- On December 3rd, the folks at Food & Tech Connect hosted an event called the Farm Bill Hackathon, which brought together policy experts, journalists, and computer wizzes to create visual representations of facts contained in and related to the Farm Bill. Here's a great collection of the infographics from the event, organized into a nice narrative that conveys a huge amount of information. F&TC works on finding new ways of using technology to collect and share knowledge about agricultural methods and to redesign the food system.
- The USDA released a report on nutrient management, highlighting the importance of monitoring the amount of fertilizer added to cropland. Nutrient run-off occurs when too much fertilizer is applied to an agricultural area, and the nutrients from that input seep into waterways. Nitrogen and phosphorus are the most pervasive nutrients, and cause algae blooms that deprive other ocean life of oxygen. The report provides recommendations for how farmers can lessen fertilizer use while still maintaining good crop yields.
- The New York Times covers an interesting and highly relevant debate in Nepal over the use of hybrid seeds. Initiatives run by USAID to increase the country's food security have been stalled because rural farming communities are refusing to plant the organization's hybrid seeds. The seeds are primarily sourced from industry giant Monsanto, whose practice of patenting seeds leads to strong foreign dependence on the American firm. Nepalese communities are encouraging USAID to help the country develop its own hybrid seeds to better encourage independence and food sovereignty.
- New York City reported a drop in its childhood obesity rate over the last five years. The CDC's data demonstrates a 5.5% decrease in the rate of obesity among students aged 5 to 13, representing about 6,500 fewer obese children. New York has been a leader in implementing reforms and programs meant to instill better health habits in students.

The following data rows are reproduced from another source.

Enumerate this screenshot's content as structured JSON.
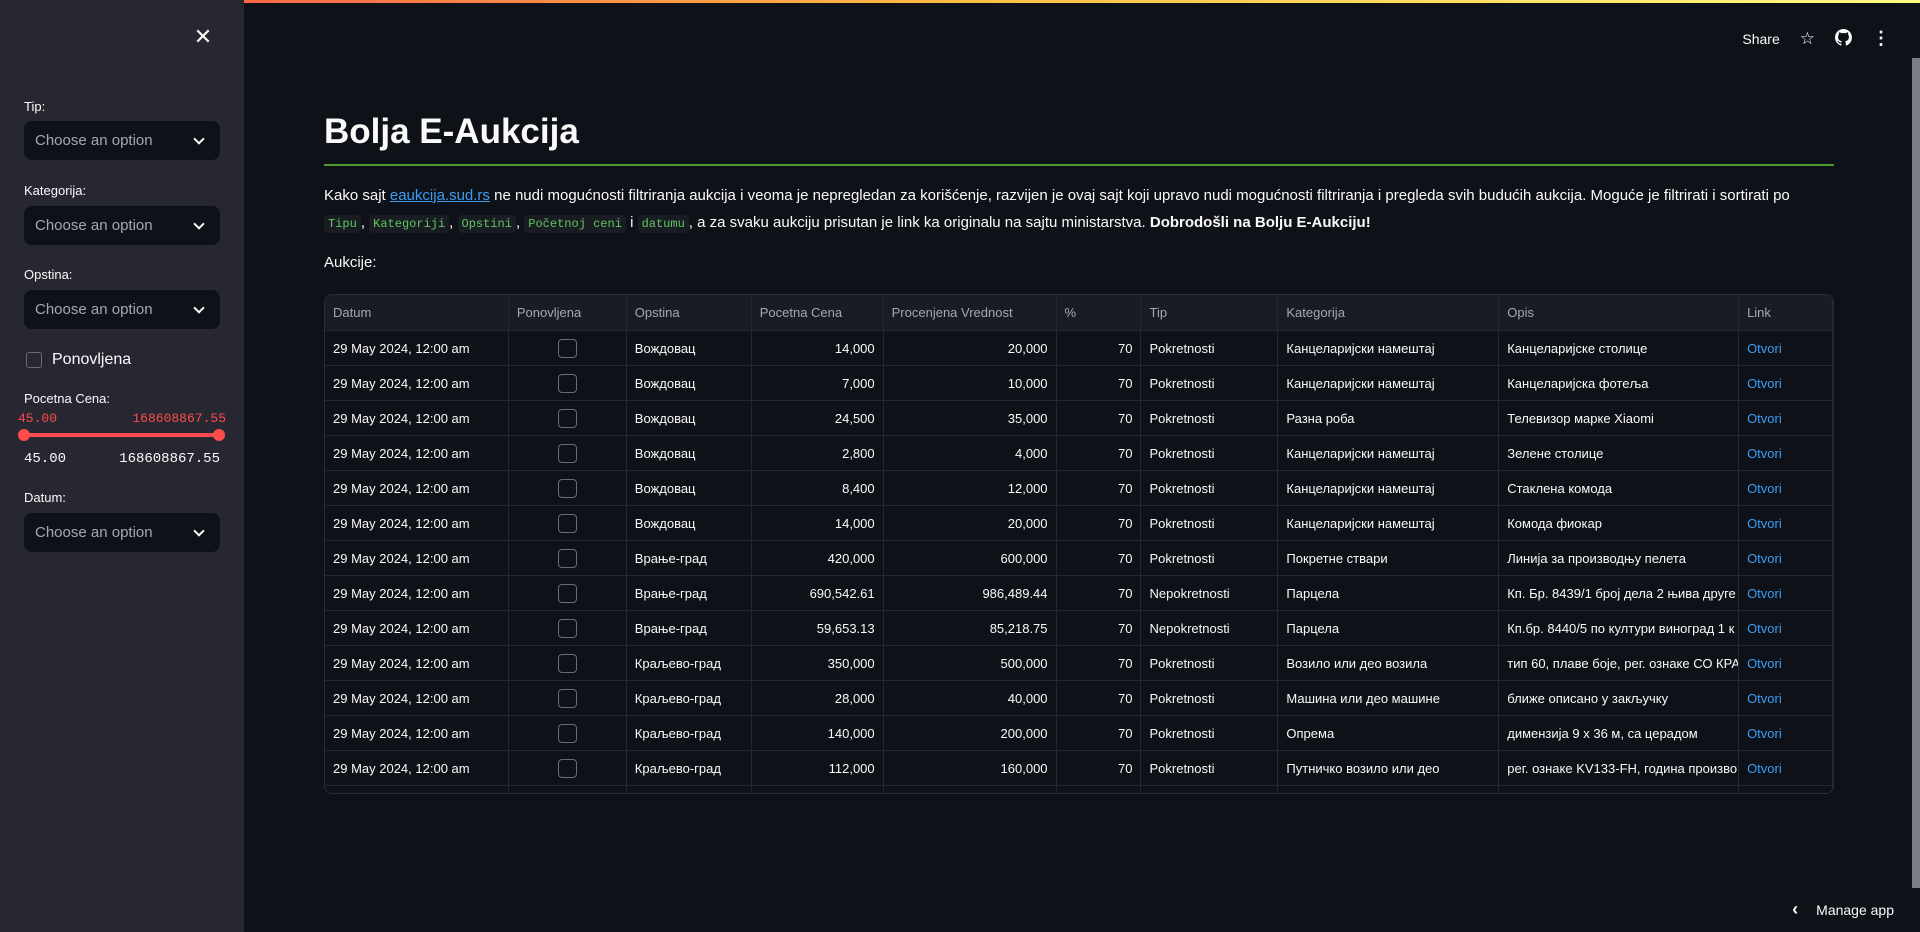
{
  "sidebar": {
    "close_icon": "close-icon",
    "tip_label": "Tip:",
    "tip_placeholder": "Choose an option",
    "kategorija_label": "Kategorija:",
    "kategorija_placeholder": "Choose an option",
    "opstina_label": "Opstina:",
    "opstina_placeholder": "Choose an option",
    "ponovljena_label": "Ponovljena",
    "ponovljena_checked": false,
    "cena_label": "Pocetna Cena:",
    "cena_min": "45.00",
    "cena_max": "168608867.55",
    "cena_range_min": "45.00",
    "cena_range_max": "168608867.55",
    "datum_label": "Datum:",
    "datum_placeholder": "Choose an option"
  },
  "header": {
    "share": "Share",
    "icons": [
      "star-icon",
      "github-icon",
      "more-vertical-icon"
    ]
  },
  "main": {
    "title": "Bolja E-Aukcija",
    "intro_1": "Kako sajt ",
    "link": "eaukcija.sud.rs",
    "intro_2": " ne nudi mogućnosti filtriranja aukcija i veoma je nepregledan za korišćenje, razvijen je ovaj sajt koji upravo nudi mogućnosti filtriranja i pregleda svih budućih aukcija. Moguće je filtrirati i sortirati po ",
    "codes": [
      "Tipu",
      "Kategoriji",
      "Opstini",
      "Početnoj ceni",
      "datumu"
    ],
    "sep_comma": ", ",
    "sep_i": " i ",
    "intro_3": ", a za svaku aukciju prisutan je link ka originalu na sajtu ministarstva. ",
    "intro_bold": "Dobrodošli na Bolju E-Aukciju!",
    "aukcije_label": "Aukcije:"
  },
  "table": {
    "columns": [
      "Datum",
      "Ponovljena",
      "Opstina",
      "Pocetna Cena",
      "Procenjena Vrednost",
      "%",
      "Tip",
      "Kategorija",
      "Opis",
      "Link"
    ],
    "rows": [
      [
        "29 May 2024, 12:00 am",
        false,
        "Вождовац",
        "14,000",
        "20,000",
        "70",
        "Pokretnosti",
        "Канцеларијски намештај",
        "Канцеларијске столице",
        "Otvori"
      ],
      [
        "29 May 2024, 12:00 am",
        false,
        "Вождовац",
        "7,000",
        "10,000",
        "70",
        "Pokretnosti",
        "Канцеларијски намештај",
        "Канцеларијска фотеља",
        "Otvori"
      ],
      [
        "29 May 2024, 12:00 am",
        false,
        "Вождовац",
        "24,500",
        "35,000",
        "70",
        "Pokretnosti",
        "Разна роба",
        "Телевизор марке Xiaomi",
        "Otvori"
      ],
      [
        "29 May 2024, 12:00 am",
        false,
        "Вождовац",
        "2,800",
        "4,000",
        "70",
        "Pokretnosti",
        "Канцеларијски намештај",
        "Зелене столице",
        "Otvori"
      ],
      [
        "29 May 2024, 12:00 am",
        false,
        "Вождовац",
        "8,400",
        "12,000",
        "70",
        "Pokretnosti",
        "Канцеларијски намештај",
        "Стаклена комода",
        "Otvori"
      ],
      [
        "29 May 2024, 12:00 am",
        false,
        "Вождовац",
        "14,000",
        "20,000",
        "70",
        "Pokretnosti",
        "Канцеларијски намештај",
        "Комода фиокар",
        "Otvori"
      ],
      [
        "29 May 2024, 12:00 am",
        false,
        "Врање-град",
        "420,000",
        "600,000",
        "70",
        "Pokretnosti",
        "Покретне ствари",
        "Линија за производњу пелета",
        "Otvori"
      ],
      [
        "29 May 2024, 12:00 am",
        false,
        "Врање-град",
        "690,542.61",
        "986,489.44",
        "70",
        "Nepokretnosti",
        "Парцела",
        "Кп. Бр. 8439/1 број дела 2 њива друге",
        "Otvori"
      ],
      [
        "29 May 2024, 12:00 am",
        false,
        "Врање-град",
        "59,653.13",
        "85,218.75",
        "70",
        "Nepokretnosti",
        "Парцела",
        "Кп.бр. 8440/5 по култури виноград 1 к",
        "Otvori"
      ],
      [
        "29 May 2024, 12:00 am",
        false,
        "Краљево-град",
        "350,000",
        "500,000",
        "70",
        "Pokretnosti",
        "Возило или део возила",
        "тип 60, плаве боје, рег. ознаке СО КРА",
        "Otvori"
      ],
      [
        "29 May 2024, 12:00 am",
        false,
        "Краљево-град",
        "28,000",
        "40,000",
        "70",
        "Pokretnosti",
        "Машина или део машине",
        "ближе описано у закључку",
        "Otvori"
      ],
      [
        "29 May 2024, 12:00 am",
        false,
        "Краљево-град",
        "140,000",
        "200,000",
        "70",
        "Pokretnosti",
        "Опрема",
        " димензија 9 x 36 м, са церадом",
        "Otvori"
      ],
      [
        "29 May 2024, 12:00 am",
        false,
        "Краљево-град",
        "112,000",
        "160,000",
        "70",
        "Pokretnosti",
        "Путничко возило или део",
        " рег. ознаке KV133-FH, година произво",
        "Otvori"
      ]
    ]
  },
  "footer": {
    "manage_app": "Manage app"
  },
  "colors": {
    "accent": "#ff4b4b",
    "link": "#3d9df3",
    "divider": "#4c9a2a",
    "background": "#0e1117",
    "sidebar": "#262730"
  }
}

These measures include improving the nutritional quality of school food, allowing adequate recess and gym time each week, providing support for teachers introducing curricula related to health and fitness, and helping parents make lifestyle changes at home.
- Food Safety News has an interesting piece discussing the links between the food sovereignty movement and federal food safety regulation. The author points to recent legislation in Maine that "rejects" federal involvement with local food production as a case study of the food sovereignty movement in the U.S. The piece is perhaps a bit overly skeptical of Maine's intentions and too specific in its definition of food sovereignty, but still provides a valuable perspective on the tension between localized production and government regulation.
About the Author: A student in Providence, Rhode Island, Leah Douglas loves learning about, talking about, reading about, and consuming food. Her work has also been featured in Rhode Island Monthly Magazine.